Van life cooking equipment
Any camper van or motorhome rental in Iceland will have a kitchen set up of some kind. Motorhomes are much better equipped with full kitchens, while campervans vary depending on the make and model. Even the most basic will have a campervan cooking set of some kind though. Just double-check so that you can come prepared.
Some extra campervan cooking accessories may of course be helpful. Interestingly, the most important piece of equipment for many is a coffee maker. It turns out that many people place a great deal of importance on that wake-up cuppa. After all, it is what sets you up well for your day of adventuring.
If you have the space you could opt to bring your own Aeropress. These are great little gadgets as they brew an excellent cup of Joe and are also compact. If this is a step too far, there are also some handy gear rental shops in Reykjavik. These stores are fully-stocked with a variety of rental camping equipment, including the all-important coffee maker!
Van life cooking made easy!
From giant bags of pasta to a quick Spanish omelette, you’ll be able to whip up your own creations with no problem. Just be careful not to overbuy on fresh produce that goes bad quickly and uses up precious fridge space. As mentioned, topping up fresh produce as you travel works much better.

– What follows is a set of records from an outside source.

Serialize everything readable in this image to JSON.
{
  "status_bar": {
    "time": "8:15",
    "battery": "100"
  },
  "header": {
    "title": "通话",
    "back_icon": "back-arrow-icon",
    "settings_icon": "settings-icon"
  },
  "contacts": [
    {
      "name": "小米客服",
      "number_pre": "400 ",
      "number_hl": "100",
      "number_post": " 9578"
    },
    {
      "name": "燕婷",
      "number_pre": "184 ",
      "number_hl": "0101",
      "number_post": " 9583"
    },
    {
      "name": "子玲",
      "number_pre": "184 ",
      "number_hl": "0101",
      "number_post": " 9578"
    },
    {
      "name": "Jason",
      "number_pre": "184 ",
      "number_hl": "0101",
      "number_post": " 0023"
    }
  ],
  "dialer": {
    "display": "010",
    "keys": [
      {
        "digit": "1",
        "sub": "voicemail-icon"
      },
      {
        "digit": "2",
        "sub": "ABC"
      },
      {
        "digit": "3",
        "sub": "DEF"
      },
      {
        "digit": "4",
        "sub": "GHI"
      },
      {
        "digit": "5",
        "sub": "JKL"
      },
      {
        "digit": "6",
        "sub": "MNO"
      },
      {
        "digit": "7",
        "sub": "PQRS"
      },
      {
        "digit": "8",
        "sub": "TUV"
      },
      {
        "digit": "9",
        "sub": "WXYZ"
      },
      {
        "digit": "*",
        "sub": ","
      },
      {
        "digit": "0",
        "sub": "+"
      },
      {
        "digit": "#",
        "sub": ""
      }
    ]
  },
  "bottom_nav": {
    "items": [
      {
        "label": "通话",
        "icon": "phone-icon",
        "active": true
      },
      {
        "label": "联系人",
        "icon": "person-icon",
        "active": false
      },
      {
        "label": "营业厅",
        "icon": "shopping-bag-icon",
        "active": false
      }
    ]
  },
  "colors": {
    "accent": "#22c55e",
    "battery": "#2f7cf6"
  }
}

Lock your campervan rental in today and get ready to unleash that untapped Jamie Oliver side of yours!